Despite that favorable ruling this month, the same judge later ruled the circumstances of the case failed to meet the terms of the safe harbor law, leaving a Front Royal woman facing a drug possession charge.

The case may mark the first ruling by a Virginia court on whether a bar to prosecution exists for an offense date prior to the amendments to Va. Code § 18.2-251.03, the law intended to offer safe reporting of overdoses in order to save lives.

Circuit Judge William W. Eldridge IV’s Oct. 2 opinion is Commonwealth v. Weatherholtz (VLW 020-8-110).

Meth use alleged

The incident occurred on Sept. 3, 2019, according to Eldridge’s opinion. Someone called law enforcement to report an overdose. When officers took Kodie Brooke Weatherholtz into custody, the officers found two bottle caps believed to contain residue of an illegal substance.

Her condition led to a detention order and hospitalization.

Ten months passed. Lab results showed the seized material was methamphetamine. Prosecutors secured an indictment on July 9 for an alleged violation of Va. Code § 18.2-250 – possession of a Schedule II controlled substance.

Through her lawyer, Winchester’s Howard J. Manheimer, Weatherholtz contended the prosecution was barred by what was originally termed a “Good Samaritan” law, protecting those who reported an overdose.

The 2020 General Assembly beefed up the law. Legislation changed what had been an “affirmative defense” to drug charges for those reporting an overdose to a provision that bars arrest or prosecution for one reporting an overdose and for someone experiencing the overdose if another calls for help.

“The General Assembly removed the affirmative defense and now enacted a complete bar to arrest and/or prosecution,” Eldridge wrote.

The amended law took effect July 1, eight days before Weatherholtz was indicted.

Change was ‘procedural’

Eldridge said it appeared that no Virginia court had yet addressed whether the statute’s new prosecution bar exists for an offense prior to the effective date of the amendments. He said the analysis should begin with whether the statute and the amendments are substantive or procedural. He concluded they were procedural.

Virginia case law, statutes and statutory interpretation support the conclusion that the amended version of the safe harbor statute applied, the judge said. A Kentucky case provided persuasive authority that the amendments were procedural and not substantive, Eldridge added.

“The amended statute does not repeal a former criminal law or establish a new criminal law,” Eldridge reasoned. The amended statute “does not change the penalty structure of a specific crime,” he continued.

The delayed indictment and arrest offered “an even stronger argument,” Eldridge said, because the prosecution did not commence until after the amended law took effect. The judge set an Oct. 6 hearing on Weatherholtz’ motion to dismiss the indictment.

Motion denied
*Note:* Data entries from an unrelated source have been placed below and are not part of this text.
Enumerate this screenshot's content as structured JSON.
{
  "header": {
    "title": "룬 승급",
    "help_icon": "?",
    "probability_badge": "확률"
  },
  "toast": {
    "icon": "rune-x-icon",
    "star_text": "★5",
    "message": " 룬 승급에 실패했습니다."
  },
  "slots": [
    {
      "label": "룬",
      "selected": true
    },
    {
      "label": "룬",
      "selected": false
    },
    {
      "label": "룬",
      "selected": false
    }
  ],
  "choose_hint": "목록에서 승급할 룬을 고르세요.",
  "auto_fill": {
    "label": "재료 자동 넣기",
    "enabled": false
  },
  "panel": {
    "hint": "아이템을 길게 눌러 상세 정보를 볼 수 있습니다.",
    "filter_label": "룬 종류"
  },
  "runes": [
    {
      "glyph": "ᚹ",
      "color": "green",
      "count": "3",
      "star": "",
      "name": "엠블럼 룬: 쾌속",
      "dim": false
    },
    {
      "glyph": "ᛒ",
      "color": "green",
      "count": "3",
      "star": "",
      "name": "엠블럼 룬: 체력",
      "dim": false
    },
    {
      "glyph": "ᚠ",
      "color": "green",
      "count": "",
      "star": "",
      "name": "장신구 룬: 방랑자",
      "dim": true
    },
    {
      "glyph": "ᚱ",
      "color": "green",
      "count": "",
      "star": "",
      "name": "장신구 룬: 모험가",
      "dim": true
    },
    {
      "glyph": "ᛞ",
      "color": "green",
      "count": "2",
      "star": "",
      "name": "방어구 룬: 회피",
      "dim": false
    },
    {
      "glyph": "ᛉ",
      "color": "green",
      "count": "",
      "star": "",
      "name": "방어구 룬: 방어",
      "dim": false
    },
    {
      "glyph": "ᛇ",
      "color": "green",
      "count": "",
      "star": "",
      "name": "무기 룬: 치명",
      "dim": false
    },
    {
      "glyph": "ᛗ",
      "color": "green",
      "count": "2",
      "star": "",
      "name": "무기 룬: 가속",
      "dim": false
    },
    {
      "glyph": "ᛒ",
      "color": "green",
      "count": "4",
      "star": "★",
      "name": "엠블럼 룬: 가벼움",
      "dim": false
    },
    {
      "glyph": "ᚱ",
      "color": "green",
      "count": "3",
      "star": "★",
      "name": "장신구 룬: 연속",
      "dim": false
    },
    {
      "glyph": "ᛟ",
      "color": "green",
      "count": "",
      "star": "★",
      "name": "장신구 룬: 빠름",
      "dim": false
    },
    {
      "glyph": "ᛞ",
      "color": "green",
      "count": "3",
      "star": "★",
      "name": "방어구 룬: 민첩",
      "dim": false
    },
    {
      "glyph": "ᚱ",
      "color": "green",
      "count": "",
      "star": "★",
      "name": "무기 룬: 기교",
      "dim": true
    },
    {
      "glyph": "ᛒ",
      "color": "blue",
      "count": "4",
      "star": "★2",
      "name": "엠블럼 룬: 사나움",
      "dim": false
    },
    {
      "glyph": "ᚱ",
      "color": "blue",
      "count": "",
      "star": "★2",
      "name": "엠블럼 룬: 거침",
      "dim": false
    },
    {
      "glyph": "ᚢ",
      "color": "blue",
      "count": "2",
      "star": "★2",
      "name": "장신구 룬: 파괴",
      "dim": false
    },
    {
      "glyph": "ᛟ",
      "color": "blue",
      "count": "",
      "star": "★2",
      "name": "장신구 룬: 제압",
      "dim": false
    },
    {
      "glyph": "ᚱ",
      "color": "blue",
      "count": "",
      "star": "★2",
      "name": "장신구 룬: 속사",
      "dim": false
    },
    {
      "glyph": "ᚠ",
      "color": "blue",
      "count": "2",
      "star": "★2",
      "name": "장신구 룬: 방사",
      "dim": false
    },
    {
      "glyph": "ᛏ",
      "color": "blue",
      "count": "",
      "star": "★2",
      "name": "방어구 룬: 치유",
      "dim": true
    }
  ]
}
Weatherholtz won on the law but lost on the facts. At the Oct. 6 hearing, Eldridge concluded her situation did not justify the law’s protection against prosecution.

Manheimer argued the evidence depicted a life-threatening condition: The defendant’s mother told police the 25-year-old Weatherholtz had been using meth. Weatherholtz claimed to see horrific visions.

But the judge said the situation lacked a sense of urgency. He noted that Weatherholtz was reported behaving in a bizarre manner the night before, and resumed delusional behavior after sleeping for eight hours, according to an account in The Northern Virginia Daily.

“There is no timeline creating that sense of urgency,” Eldridge was quoted as saying.

The judge also raised concerns about a high bar for arrests if he ruled that mere mental illness combined with drug use gives full immunity, the paper reported.

The case is being prosecuted by Marie Acosta of the Frederick County commonwealth’s attorney’s office. She was unavailable for comment. Commonwealth’s Attorney Ross Spicer said he respected the rulings of the court and would adhere to the court’s dictates. He declined further comment because the case is pending.

Manheimer said he hoped the publicity would raise awareness of the safe harbor law, designed to encourage reporting of life-threatening drug overdoses. He said the law is expansive, “and it will be a challenge for judges to sort through that standard.”